··· Source information ···

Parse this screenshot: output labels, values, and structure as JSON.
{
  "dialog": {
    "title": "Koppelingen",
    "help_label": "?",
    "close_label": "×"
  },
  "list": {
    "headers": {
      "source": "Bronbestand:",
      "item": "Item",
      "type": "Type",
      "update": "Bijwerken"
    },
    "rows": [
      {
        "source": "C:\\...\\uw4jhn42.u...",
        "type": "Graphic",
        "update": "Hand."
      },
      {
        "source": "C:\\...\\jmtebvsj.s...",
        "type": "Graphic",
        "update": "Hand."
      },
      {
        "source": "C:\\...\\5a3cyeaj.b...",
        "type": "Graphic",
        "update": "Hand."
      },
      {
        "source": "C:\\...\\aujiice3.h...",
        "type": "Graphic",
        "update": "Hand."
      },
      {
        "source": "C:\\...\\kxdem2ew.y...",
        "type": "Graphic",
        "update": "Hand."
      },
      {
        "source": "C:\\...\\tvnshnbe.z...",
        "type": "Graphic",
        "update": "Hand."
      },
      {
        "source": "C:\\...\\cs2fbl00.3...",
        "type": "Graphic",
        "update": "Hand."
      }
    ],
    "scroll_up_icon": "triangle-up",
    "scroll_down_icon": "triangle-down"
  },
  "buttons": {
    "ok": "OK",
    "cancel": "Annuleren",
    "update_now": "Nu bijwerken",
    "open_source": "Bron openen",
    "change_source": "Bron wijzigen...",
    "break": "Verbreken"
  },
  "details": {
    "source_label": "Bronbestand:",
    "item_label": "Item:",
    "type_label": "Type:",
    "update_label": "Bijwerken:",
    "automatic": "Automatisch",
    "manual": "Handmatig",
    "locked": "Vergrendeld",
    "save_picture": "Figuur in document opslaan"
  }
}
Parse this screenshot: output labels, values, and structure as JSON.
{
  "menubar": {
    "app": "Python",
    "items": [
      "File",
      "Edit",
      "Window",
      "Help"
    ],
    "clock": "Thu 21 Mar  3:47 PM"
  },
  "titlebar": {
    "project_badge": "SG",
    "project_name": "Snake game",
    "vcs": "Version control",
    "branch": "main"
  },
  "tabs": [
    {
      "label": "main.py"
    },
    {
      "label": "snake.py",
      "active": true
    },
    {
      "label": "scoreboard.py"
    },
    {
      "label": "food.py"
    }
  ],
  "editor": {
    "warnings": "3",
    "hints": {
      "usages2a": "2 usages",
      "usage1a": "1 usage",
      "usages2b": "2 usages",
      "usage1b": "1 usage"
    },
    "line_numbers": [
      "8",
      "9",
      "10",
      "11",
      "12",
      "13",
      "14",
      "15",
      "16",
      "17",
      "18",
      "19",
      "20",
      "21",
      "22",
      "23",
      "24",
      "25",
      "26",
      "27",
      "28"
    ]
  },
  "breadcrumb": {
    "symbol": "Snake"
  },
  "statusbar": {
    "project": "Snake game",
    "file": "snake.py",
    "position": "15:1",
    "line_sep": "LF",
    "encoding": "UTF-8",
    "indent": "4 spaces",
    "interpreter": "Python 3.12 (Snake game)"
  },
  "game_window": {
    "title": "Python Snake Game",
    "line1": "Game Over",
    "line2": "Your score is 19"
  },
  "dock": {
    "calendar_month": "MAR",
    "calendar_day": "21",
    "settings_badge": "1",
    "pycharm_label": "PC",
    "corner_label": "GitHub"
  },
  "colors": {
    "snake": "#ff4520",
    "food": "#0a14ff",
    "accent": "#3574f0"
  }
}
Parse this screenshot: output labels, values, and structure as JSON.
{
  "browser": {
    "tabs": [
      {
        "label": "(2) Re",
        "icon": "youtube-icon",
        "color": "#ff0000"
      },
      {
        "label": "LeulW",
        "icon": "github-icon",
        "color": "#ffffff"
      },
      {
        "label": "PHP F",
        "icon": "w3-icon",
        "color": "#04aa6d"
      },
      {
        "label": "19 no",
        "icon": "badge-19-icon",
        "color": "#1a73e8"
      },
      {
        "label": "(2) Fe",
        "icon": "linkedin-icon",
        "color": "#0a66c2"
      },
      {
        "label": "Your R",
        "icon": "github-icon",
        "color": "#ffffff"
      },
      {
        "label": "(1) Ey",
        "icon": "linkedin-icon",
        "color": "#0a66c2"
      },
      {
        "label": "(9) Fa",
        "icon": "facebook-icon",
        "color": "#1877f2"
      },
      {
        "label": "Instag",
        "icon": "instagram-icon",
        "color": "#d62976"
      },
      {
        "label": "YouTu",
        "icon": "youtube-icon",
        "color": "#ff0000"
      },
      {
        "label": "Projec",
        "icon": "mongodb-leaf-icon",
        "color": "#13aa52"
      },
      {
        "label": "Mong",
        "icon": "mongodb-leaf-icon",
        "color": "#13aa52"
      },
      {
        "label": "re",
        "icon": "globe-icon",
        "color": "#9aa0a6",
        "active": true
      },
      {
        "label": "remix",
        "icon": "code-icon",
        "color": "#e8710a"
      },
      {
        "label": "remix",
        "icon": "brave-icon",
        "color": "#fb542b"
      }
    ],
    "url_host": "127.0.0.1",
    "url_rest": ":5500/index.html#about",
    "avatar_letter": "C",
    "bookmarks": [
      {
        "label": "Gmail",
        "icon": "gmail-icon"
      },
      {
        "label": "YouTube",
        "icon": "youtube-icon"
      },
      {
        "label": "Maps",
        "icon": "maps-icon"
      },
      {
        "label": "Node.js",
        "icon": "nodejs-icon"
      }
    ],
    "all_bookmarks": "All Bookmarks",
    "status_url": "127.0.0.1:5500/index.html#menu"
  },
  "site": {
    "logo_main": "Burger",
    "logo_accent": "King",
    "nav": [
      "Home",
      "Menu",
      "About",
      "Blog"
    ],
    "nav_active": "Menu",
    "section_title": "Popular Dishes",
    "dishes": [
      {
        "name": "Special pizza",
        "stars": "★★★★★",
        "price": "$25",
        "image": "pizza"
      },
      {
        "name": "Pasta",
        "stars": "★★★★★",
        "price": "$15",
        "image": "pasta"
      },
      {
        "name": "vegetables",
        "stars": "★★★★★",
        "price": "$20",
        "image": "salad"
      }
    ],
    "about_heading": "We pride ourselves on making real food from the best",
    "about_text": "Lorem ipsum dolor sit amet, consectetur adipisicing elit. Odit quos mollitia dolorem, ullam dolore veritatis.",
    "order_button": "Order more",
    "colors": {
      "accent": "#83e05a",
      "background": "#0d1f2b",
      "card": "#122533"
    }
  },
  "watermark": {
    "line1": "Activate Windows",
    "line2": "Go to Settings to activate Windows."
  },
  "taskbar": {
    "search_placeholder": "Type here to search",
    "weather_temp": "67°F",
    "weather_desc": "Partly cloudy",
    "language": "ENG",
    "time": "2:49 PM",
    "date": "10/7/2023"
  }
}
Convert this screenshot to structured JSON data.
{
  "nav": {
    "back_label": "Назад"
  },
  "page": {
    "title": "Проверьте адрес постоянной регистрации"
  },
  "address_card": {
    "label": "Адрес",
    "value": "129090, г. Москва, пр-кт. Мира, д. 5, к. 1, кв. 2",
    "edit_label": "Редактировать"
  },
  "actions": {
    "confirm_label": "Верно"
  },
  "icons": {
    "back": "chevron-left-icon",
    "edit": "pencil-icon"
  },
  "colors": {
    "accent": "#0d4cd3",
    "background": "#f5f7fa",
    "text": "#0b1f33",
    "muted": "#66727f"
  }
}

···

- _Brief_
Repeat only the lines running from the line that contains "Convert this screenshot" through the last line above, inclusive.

- _Output_
Convert this screenshot to structured JSON data.
{
  "nav": {
    "back_label": "Назад"
  },
  "page": {
    "title": "Проверьте адрес постоянной регистрации"
  },
  "address_card": {
    "label": "Адрес",
    "value": "129090, г. Москва, пр-кт. Мира, д. 5, к. 1, кв. 2",
    "edit_label": "Редактировать"
  },
  "actions": {
    "confirm_label": "Верно"
  },
  "icons": {
    "back": "chevron-left-icon",
    "edit": "pencil-icon"
  },
  "colors": {
    "accent": "#0d4cd3",
    "background": "#f5f7fa",
    "text": "#0b1f33",
    "muted": "#66727f"
  }
}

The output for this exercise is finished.